[The input]

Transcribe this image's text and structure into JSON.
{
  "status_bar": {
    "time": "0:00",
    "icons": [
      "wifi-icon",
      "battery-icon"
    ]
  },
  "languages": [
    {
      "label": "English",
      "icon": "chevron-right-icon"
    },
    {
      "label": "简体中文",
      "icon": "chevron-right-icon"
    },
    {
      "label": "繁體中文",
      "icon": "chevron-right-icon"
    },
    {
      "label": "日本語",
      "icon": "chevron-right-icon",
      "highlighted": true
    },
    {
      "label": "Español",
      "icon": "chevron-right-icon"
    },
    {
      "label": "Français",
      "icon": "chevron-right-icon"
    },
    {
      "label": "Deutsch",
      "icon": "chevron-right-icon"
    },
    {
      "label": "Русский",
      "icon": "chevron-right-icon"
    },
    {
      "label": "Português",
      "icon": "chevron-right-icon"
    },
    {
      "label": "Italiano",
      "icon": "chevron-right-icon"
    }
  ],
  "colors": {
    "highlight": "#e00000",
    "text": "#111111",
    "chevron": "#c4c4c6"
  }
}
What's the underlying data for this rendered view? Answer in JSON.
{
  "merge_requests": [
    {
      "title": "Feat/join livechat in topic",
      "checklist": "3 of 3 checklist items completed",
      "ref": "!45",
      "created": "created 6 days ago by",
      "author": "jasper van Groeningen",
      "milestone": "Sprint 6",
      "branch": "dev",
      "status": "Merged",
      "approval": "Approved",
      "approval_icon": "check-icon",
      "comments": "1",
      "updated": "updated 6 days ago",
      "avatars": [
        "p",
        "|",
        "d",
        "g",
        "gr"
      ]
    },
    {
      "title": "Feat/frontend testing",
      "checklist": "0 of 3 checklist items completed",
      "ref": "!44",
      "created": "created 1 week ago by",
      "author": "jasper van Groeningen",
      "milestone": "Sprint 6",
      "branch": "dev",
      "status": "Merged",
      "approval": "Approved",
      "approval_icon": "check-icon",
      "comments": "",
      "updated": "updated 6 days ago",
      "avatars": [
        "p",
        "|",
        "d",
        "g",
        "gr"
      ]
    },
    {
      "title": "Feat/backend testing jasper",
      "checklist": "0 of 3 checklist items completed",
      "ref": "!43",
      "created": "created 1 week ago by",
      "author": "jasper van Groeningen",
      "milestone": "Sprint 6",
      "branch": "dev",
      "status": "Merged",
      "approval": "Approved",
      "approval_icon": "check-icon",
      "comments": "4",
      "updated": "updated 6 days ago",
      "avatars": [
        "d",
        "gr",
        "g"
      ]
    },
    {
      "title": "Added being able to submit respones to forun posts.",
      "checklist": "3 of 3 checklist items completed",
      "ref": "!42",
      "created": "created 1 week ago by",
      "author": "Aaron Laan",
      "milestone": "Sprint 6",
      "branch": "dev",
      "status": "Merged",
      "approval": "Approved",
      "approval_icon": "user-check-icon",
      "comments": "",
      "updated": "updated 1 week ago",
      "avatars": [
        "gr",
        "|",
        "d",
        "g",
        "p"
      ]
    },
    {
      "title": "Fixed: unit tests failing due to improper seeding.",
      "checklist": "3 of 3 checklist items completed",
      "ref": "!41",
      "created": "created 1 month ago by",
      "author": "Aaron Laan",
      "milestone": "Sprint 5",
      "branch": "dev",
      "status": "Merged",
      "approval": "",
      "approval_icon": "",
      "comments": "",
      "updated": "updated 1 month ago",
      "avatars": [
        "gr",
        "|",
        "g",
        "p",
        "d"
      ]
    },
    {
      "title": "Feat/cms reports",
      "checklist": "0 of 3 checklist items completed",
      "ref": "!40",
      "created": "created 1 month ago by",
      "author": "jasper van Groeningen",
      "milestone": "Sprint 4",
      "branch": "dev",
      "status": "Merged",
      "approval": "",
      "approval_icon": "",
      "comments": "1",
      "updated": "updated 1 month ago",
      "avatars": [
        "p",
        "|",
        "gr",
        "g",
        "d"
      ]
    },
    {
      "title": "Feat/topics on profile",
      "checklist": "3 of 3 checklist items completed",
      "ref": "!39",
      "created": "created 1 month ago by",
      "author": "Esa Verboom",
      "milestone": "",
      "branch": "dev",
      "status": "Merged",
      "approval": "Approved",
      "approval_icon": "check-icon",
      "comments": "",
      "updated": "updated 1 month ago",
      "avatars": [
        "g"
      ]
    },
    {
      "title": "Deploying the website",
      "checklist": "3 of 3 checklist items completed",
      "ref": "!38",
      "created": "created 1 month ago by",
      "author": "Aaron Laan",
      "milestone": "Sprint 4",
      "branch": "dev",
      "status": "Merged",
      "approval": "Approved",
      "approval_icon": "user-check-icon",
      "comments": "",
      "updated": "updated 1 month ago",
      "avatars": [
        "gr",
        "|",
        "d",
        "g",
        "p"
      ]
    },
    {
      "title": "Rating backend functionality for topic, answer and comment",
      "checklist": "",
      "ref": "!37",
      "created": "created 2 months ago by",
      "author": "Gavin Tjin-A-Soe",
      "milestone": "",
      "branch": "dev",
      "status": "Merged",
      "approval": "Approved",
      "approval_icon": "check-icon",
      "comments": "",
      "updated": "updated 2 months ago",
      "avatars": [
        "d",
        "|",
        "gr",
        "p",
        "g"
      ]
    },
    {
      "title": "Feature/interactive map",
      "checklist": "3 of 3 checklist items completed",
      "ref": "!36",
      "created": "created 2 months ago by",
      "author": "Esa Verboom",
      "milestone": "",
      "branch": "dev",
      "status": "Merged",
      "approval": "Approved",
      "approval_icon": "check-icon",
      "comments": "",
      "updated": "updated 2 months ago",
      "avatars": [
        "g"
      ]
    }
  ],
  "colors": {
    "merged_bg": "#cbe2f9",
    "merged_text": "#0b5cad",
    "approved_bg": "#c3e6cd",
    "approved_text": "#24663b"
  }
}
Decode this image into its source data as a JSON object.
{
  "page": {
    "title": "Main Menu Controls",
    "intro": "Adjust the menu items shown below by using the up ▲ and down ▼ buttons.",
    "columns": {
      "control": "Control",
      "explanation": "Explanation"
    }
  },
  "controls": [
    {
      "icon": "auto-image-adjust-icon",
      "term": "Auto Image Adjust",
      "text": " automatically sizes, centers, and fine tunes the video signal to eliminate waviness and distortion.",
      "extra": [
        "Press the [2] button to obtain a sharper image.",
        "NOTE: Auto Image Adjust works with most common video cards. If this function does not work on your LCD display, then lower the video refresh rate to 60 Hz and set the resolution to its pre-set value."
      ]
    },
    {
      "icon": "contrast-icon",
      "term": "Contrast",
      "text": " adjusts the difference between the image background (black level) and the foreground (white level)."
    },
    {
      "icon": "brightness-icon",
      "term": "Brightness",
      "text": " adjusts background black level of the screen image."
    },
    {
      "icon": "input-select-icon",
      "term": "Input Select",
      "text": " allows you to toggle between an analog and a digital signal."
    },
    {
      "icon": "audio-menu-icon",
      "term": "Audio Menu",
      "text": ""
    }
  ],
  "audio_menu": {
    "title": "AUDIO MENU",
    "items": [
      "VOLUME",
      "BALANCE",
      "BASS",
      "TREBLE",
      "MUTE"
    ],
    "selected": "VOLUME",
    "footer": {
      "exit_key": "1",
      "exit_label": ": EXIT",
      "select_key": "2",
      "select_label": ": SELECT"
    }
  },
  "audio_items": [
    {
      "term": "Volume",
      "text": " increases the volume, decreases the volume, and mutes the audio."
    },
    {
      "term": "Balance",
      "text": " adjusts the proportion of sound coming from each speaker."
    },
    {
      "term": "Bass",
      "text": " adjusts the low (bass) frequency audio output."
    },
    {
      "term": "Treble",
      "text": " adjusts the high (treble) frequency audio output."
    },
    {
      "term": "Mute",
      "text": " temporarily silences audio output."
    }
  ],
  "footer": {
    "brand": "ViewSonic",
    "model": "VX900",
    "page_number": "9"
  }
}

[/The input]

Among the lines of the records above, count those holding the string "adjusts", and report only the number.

• _Answer_
5